The minister gave the assurance on Thursday in Asaba at the opening of the 9th All Nigerian Editors Conference.

The theme of the conference is, 'Nigeria beyond oil: The role of the Nigerian Editors.'

Maku said the media were operating in an atmosphere of freedom and vigorous debate.

He said the media had remained the freest in Africa, adding that even in the military era; it operated with a considerable degree of freedom.

He said, 'Nigeria has remained the leader in terms of press freedom in Africa and gagging of the press in this country is not practicable.

'We must worry about the quality of our reports and we need strong ethics for the profession to survive.'

Maku added that the government was favourably disposed to discuss issues pertaining to press council with the Nigeria Guild of Editors and other stakeholders.

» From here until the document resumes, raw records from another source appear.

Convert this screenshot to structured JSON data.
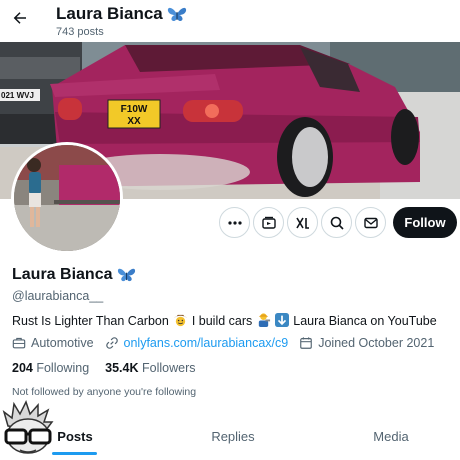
{
  "header": {
    "name": "Laura Bianca",
    "posts_count": "743 posts"
  },
  "banner": {
    "plate": "F10W XX",
    "plate_left": "021 WVJ"
  },
  "actions": {
    "follow_label": "Follow"
  },
  "profile": {
    "display_name": "Laura Bianca",
    "handle": "@laurabianca__",
    "bio_part1": "Rust Is Lighter Than Carbon",
    "bio_part2": "I build cars",
    "bio_part3": "Laura Bianca on YouTube",
    "category": "Automotive",
    "link": "onlyfans.com/laurabiancax/c9",
    "joined": "Joined October 2021",
    "following_count": "204",
    "following_label": "Following",
    "followers_count": "35.4K",
    "followers_label": "Followers",
    "not_followed": "Not followed by anyone you're following"
  },
  "tabs": [
    {
      "label": "Posts",
      "active": true
    },
    {
      "label": "Replies",
      "active": false
    },
    {
      "label": "Media",
      "active": false
    }
  ],
  "colors": {
    "accent": "#1d9bf0",
    "car": "#a3245e",
    "text": "#0f1419",
    "muted": "#536471"
  },
  "icons": {
    "back": "arrow-left-icon",
    "verified": "butterfly-icon",
    "more": "more-icon",
    "subscribe": "subscribe-icon",
    "grok": "grok-icon",
    "search": "search-icon",
    "message": "envelope-icon",
    "category": "briefcase-icon",
    "link": "link-icon",
    "calendar": "calendar-icon"
  }
}
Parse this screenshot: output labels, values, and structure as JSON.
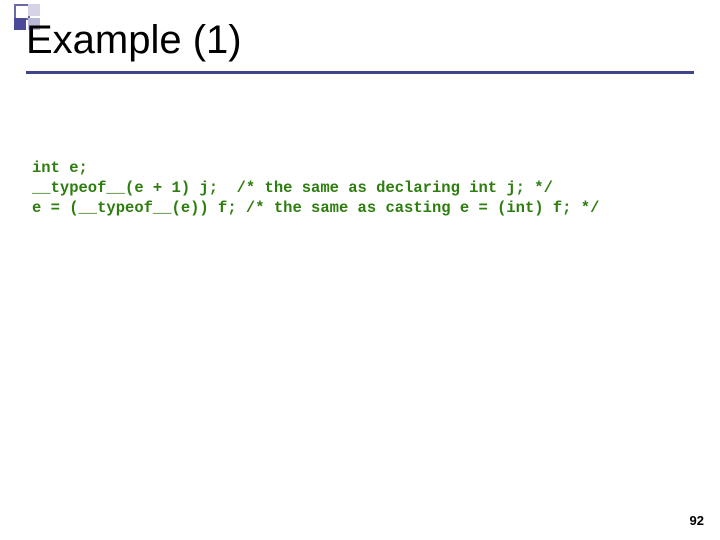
{
  "slide": {
    "title": "Example (1)",
    "page_number": "92"
  },
  "code": {
    "line1": "int e;",
    "line2": "__typeof__(e + 1) j;  /* the same as declaring int j; */",
    "line3": "e = (__typeof__(e)) f; /* the same as casting e = (int) f; */"
  }
}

The minister said security remained a very serious challenge to the country and called on the media to join hands with the government in fighting the menace.

He said the government was poised to end terrorism and so, had deployed all strategies to fight it.

He added that the transformation agenda of the present administration was based on government's realisation that oil resources would be exhausted.

The minister said the government had embarked on measures at revitalising other sectors of the economy to end the country's dependence on oil.

Maku further urged the media to focus more on the country's economy than politics and said that government would continue to identify with the activities of the Guild.

In his address, the President, Nigerian Guild of Editors, Mr. Femi Adesina, said Nigeria needed to envision and evolve a nation beyond oil or it could 'perish.'

He said, 'Petroleum has been our mainstay, and we have allowed the easy money from oil to strangulate other cash cows like agriculture, solid minerals, tourism and many others.

'But as they say, `everyday is not Christmas, and the Egungun (masquerade) festival must end one day. The honeymoon is about ending.''

Adesina added, 'Oil is fast becoming a vanishing source of easy revenue. Nigeria once had a pride of being one of the largest producers of petroleum on the continent, but not anymore.

'Ghana, Kenya, Uganda, Cameroun, Chad and some others have also found oil. And much more contentious is the fact that America, our largest customer has discovered shale oil and so may not need to patronise us again.

'I tell you doomsday is by the corner, except we become proactive and stave off the evil.''

He argued that it was inconceivable that a country which could no longer fund its imports remained a consumer nation.